Home Office minister Karen Bradley said Border Force officers could be the ‘first authority figure in the UK to have contact with a potential victim of modern slavery.’
‘Their role is vital in identifying and protecting victims and ensuring there is no easy route into the UK for traffickers’, she said. ‘The new specialist teams will build on existing skills and joint working and extend that expertise around the country.’
The teams will be supported by the National Crime Agency [NCA], which will bring its child protection expertise in cases involving children.
Sky News talks with Bishop Angaelos, the General Bishop of Coptic Orthodox Church in the United Kingdom, about the ongoing bloodshed in Egypt. (HT: Byzantine, TX)
Bishop Angaelos also issued this statement through The Coptic Orthodox Church UK media office today:
Comment on the on-going situation in Egypt by His Grace Bishop Angaelos, General Bishop of The Coptic Orthodox Church in the United Kingdom – 16 August 2013
As a clergyman for over twenty years, and a Christian for the whole of my life, one thing I recognise as un-debateable is the value and sanctity of human life. We believe that God has created us all in His image and likeness and has given us a rational and reasoning spirit to be able to experience and understand Him while at the same time appreciate and value His creation.
What we have witnessed on the streets of Egypt over the past weeks, and particularly earlier this week, is nothing short of devastating. To see so many lives lost whether of victims or perpetrators is not only a loss to families and communities, but a loss to the nation and to humanity as a whole. At this point and without reservation or exception we offer our prayers for all those who mourn; those who have lost loved ones, who have been injured, or who feel more powerless than they did. (more…)
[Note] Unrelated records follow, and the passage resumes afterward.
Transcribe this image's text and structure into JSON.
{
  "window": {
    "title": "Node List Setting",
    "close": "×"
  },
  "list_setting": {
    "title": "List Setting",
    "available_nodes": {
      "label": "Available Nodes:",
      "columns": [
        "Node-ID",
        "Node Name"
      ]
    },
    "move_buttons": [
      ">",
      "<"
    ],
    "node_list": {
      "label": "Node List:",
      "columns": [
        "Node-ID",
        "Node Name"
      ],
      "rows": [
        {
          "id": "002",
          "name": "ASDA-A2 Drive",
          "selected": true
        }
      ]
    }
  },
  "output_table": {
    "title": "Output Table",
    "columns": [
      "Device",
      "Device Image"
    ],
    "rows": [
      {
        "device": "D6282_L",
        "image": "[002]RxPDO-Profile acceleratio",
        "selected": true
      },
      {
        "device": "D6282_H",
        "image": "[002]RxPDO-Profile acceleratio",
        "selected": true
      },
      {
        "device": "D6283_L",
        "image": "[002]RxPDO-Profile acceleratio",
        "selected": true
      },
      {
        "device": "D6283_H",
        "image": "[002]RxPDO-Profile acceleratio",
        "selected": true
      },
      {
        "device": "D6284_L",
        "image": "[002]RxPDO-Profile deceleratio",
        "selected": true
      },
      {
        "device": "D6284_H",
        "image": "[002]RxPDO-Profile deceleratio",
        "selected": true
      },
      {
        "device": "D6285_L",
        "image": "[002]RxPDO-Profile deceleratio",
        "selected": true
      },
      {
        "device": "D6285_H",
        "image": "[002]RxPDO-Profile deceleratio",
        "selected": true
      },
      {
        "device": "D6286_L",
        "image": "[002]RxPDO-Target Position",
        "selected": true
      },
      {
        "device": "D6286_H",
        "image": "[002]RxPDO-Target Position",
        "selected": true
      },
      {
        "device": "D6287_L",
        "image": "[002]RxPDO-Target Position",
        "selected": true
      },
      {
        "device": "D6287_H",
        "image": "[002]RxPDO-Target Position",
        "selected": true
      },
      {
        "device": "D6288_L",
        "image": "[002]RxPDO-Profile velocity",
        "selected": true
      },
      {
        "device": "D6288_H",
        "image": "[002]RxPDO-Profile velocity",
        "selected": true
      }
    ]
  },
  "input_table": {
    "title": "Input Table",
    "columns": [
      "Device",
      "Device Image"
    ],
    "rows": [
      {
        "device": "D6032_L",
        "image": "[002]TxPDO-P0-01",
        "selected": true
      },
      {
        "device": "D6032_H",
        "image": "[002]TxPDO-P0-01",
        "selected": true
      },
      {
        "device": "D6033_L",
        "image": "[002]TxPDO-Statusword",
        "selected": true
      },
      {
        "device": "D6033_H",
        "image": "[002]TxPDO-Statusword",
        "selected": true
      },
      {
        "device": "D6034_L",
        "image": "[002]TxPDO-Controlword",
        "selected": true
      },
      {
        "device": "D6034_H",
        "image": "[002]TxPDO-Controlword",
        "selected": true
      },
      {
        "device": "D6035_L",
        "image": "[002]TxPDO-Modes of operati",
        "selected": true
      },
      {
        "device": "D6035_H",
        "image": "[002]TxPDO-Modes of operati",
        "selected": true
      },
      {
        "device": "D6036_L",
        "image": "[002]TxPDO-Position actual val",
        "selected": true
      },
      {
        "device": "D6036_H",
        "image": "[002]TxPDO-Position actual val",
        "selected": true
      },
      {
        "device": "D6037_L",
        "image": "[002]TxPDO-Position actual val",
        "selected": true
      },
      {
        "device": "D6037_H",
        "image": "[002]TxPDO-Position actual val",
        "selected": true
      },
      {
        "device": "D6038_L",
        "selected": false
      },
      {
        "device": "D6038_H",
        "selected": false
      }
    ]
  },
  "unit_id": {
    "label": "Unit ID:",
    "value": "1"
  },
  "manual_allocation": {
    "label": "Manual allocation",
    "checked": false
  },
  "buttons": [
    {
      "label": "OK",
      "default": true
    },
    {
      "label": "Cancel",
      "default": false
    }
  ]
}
1. “Pennies don’t fall from heaven, they have to be earned here on earth.” (Speech at Lord Mayor’s Banquet, 11/12/79)
2. “If a Tory does not believe that private property is one of the main bulwarks of individual freedom, then he had better become a socialist and have done with it.” (Article for Daily Telegraph, “My Kind of Tory Party,” 01/30/1975)
3. “I came to office with one deliberate intent: to change Britain from a dependent to a self-reliant society – from a give-it-to-me to a do-it-yourself nation. A get-up-and-go, instead of a sit-back-and-wait-for-it Britain.” (Speech, 1984)
4. “My policies are based not on some economics theory, but on things I and millions like me were brought up with: an honest day’s work for an honest day’s pay; live within your means; put by a nest egg for a rainy day; pay your bills on time; support the police.” (The News of the World, 9/20/81)
5. “The choice facing the nation is between two totally different ways of life. And what a prize we have to fight for: no less than the chance to banish from our land the dark, divisive clouds of Marxist socialism and bring together men and women from all walks of life who share a belief in freedom.” (Speech, 1983)